And expressing sympathy for Moscow's motives also risks landing Western politicians in trouble.

Former French prime minister Francois Fillon, already in hot water for joining the board of Russian petrochemical giant Sibur, faced the wrath of his own right-wing colleagues for saying the West's refusal to take into account Russian concerns on NATO expansion had "caused a dangerous confrontation that could have been avoided".

German former chancellor Gerhard Schroeder, controversially chairman of the board of directors of Russian state oil giant Rosneft, condemned the war but also suggested there had been "mistakes - on both sides" made in the relationship between Russia and the West in recent years.

Meanwhile, France is awaiting the reaction to the invasion of legendary actor Gerard Depardieu, who took Russian nationality in 2013 and is known for his friendship with Putin.

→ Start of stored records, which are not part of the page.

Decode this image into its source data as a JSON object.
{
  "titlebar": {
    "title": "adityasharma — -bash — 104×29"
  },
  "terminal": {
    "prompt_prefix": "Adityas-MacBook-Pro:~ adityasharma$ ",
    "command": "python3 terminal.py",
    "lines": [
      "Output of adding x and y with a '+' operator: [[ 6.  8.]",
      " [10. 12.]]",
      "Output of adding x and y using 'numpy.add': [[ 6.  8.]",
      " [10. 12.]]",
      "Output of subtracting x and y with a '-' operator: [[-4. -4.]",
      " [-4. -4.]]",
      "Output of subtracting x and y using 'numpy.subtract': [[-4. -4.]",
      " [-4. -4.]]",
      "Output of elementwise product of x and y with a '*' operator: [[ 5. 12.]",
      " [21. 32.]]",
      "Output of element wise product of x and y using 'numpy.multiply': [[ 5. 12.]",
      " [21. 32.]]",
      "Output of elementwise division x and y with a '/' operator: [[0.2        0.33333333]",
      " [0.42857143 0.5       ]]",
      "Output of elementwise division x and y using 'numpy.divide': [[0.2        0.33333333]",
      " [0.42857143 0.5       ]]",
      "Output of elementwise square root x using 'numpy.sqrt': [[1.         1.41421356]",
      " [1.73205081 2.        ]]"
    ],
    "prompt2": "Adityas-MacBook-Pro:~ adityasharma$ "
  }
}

Depardieu opened an Instagram account earlier this month with a picture of himself embracing Putin and said on French television earlier this month: "Leave Vladimir alone."